All over, I enjoyed the book as a form of easy-to-read escapism. It did not necessarily raise any topics that challenged my thinking, and I did not continue to think about the characters and the plot after I had finished the book; however, while reading the book, it was enjoyable - probably a bit like eating chocolates.
Lee Child from www.theguardian.com
06 September 2014
In a recent post, I mentioned The Death of Forever by Darryl Reanney - a book that discusses many ideas, all related to how we view time: consciousness, death, the arrow of time, cyclic time, linear time, the ego-self, entropy, the illusion of time actually moving...
As Reanney says: It is not time that is moving, it is our own sense of an individual self voyaging “by virtue of the choices it makes among the hills and valleys of a future that is already there (...) Our sense of the serial passing of time is very much a construction of our own minds.”
There is far too much in the book to fit into a 300-word post, but The Death of Forever is definitely worth reading. Even if you do not agree with everything that Reanney has to say, it is a book that will make you think.
Writing about what can happen to our concept of time when the ego-self collapses, Reanney quotes (among others) Jesus: "Verily, I say unto you, before Abraham was, I am." and Goethe: "One moment holds eternity." He also quotes T.S.Eliot, and, to conclude this post, I will include a few lines from Eliot's poem 'Burnt Norton'.
Time present and time past Are both perhaps present in time future, And time future contained in time past. If all time is eternally present All time is unredeemable. What might have been is an abstraction Remaining a perpetual possibility Only in a world of speculation. What might have been and what has been Point to one end, which is always present. Footfalls echo in the memory Down the passage which we did not take Towards the door we never opened Into the rose-garden.

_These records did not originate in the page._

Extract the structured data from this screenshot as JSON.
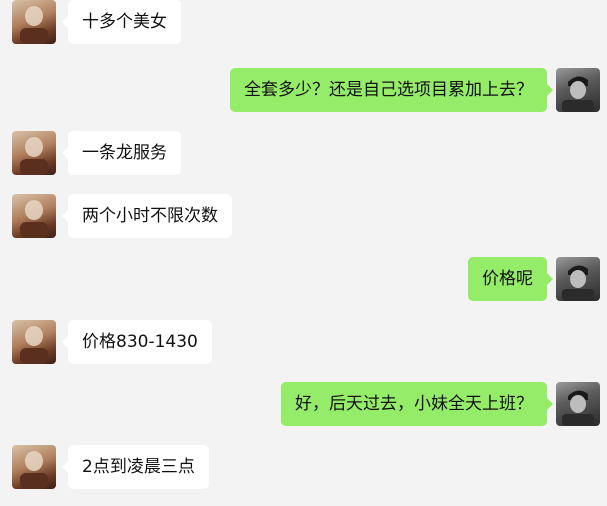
{
  "chat": {
    "messages": [
      {
        "side": "in",
        "text": "十多个美女"
      },
      {
        "side": "out",
        "text": "全套多少？还是自己选项目累加上去？"
      },
      {
        "side": "in",
        "text": "一条龙服务"
      },
      {
        "side": "in",
        "text": "两个小时不限次数"
      },
      {
        "side": "out",
        "text": "价格呢"
      },
      {
        "side": "in",
        "text": "价格830-1430"
      },
      {
        "side": "out",
        "text": "好，后天过去，小妹全天上班？"
      },
      {
        "side": "in",
        "text": "2点到凌晨三点"
      }
    ]
  },
  "colors": {
    "background": "#f3f3f3",
    "incoming_bubble": "#ffffff",
    "outgoing_bubble": "#95ec69"
  },
  "icons": {
    "contact_avatar": "contact-avatar-photo",
    "self_avatar": "self-avatar-photo"
  }
}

(...) Can words or music reach The stillness, as a Chinese jar still Moves perpetually in its stillness. Not the stillness of the violin, while the note lasts, Not that only, but the co-existence, Or say that the end precedes the beginning, And the end and the beginning were always there Before the beginning and after the end. And all is always now.
03 September 2014
This novella or prose poem, approximately one hundred pages, is extremely beautiful. Written from the perspective of Mary, it gives what I can imagine could be a very real and emotional picture of her as a woman coping with the loss of her son. I found it interesting that the writer, a man, was able to break into the psyche of a woman and describe it so well. Although linking in biblical references, TheTestament of Mary runs parallel and, at times, even at a tangent, to what is assumed and believed. Colm Tóibín has succeeded in making Mary more human and, in doing so, he has put her suffering, and even the suffering of her son, in a completely different perspective. It is the ordinariness of them both that shines through and it is just this ordinariness that makes the suffering that much more poignant. Beautifully written, The Testament of Mary is definitely worth reading.
Photo of Colm Tóibín www.telegraph.co.uk